It’s unnecessary to know the meaning or derivation of each. These are parentheses through which we pass, in which some find reason or solace. Short hymns in Latin, German, and French act as bridges. As does disruption. At one point, we’re fed morsels of bread. At another, individuals come to take our hands, a few kneel. The chapel is quiet, moved. We even sing Latin briefly, repeating line after line. 
“May the blessings of the Lord be with you always.”

The Service is beautifully written and, I’m told, partly improvised. It’s directed by founder Matt Mitler, trained in Humanistic and Existential Psychology and Group Process before discovering the healing potential of theater. Conducted with small, on site groups, observance is intimate. Despite framing, it’s also somehow universal. Pick your group of downtrodden, needy, outcasts, born or maimed – theater people, if you like; pick your geography of peace.

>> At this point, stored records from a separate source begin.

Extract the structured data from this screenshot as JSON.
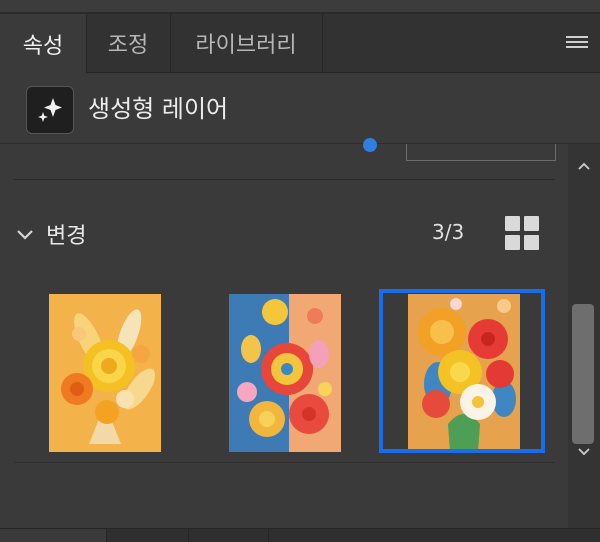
{
  "tabs": [
    {
      "label": "속성",
      "active": true
    },
    {
      "label": "조정",
      "active": false
    },
    {
      "label": "라이브러리",
      "active": false
    }
  ],
  "panel_menu_icon": "hamburger-menu-icon",
  "layer": {
    "icon": "generative-sparkle-icon",
    "title": "생성형 레이어"
  },
  "variations": {
    "section_title": "변경",
    "count": "3/3",
    "view_icon": "grid-view-icon",
    "selected_index": 2,
    "thumbnails": [
      {
        "name": "variation-1",
        "subject": "paper flowers bouquet on orange background"
      },
      {
        "name": "variation-2",
        "subject": "paper flowers on blue and orange background"
      },
      {
        "name": "variation-3",
        "subject": "paper flowers bouquet with red and yellow blooms"
      }
    ]
  },
  "colors": {
    "panel_bg": "#3a3a3a",
    "accent": "#1a6dea",
    "text": "#e6e6e6"
  }
}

Acting is masterful. Each thespian has created a physical and mental persona maintained even after we pass them exiting the chapel. Focus is complete. Expressions are marvelous. Fools Mass is extraordinary theater, but it feels like communal devotion. And for an hour, the universe listens.

Photo by Jim Moore: Matt Mitler

Costumes by Karen Hatt are worthy of Tableau Vivant representing Bruegel. Each is beautifully and accurately detailed with layers, ties, and headpieces. Make-up and teeth are inspired.

Dzieci (djyeh-chee) is an experimental theatre ensemble dedicated to a search for the “sacred” through the medium of theatre. Integrating techniques garnered from such theatre masters as Jerzy Grotowski, Eugenio Barba and Peter Brook, ritual forms derived from Native American and Eastern spiritual disciplines, and an ethic based securely in Humanistic Psychology, Dzieci aims to create a theatre that is as equally engaged with personal transformation as it is with public presentation. “Dzieci” is the Polish word for “Children”.

Cover art courtesy of Dzieci Theatre

Dzieci Theatre offers other shows and services. 

Fool’s Mass
Dzieci Theatre
The Cathedral of St. John the Divine
December 16, 2023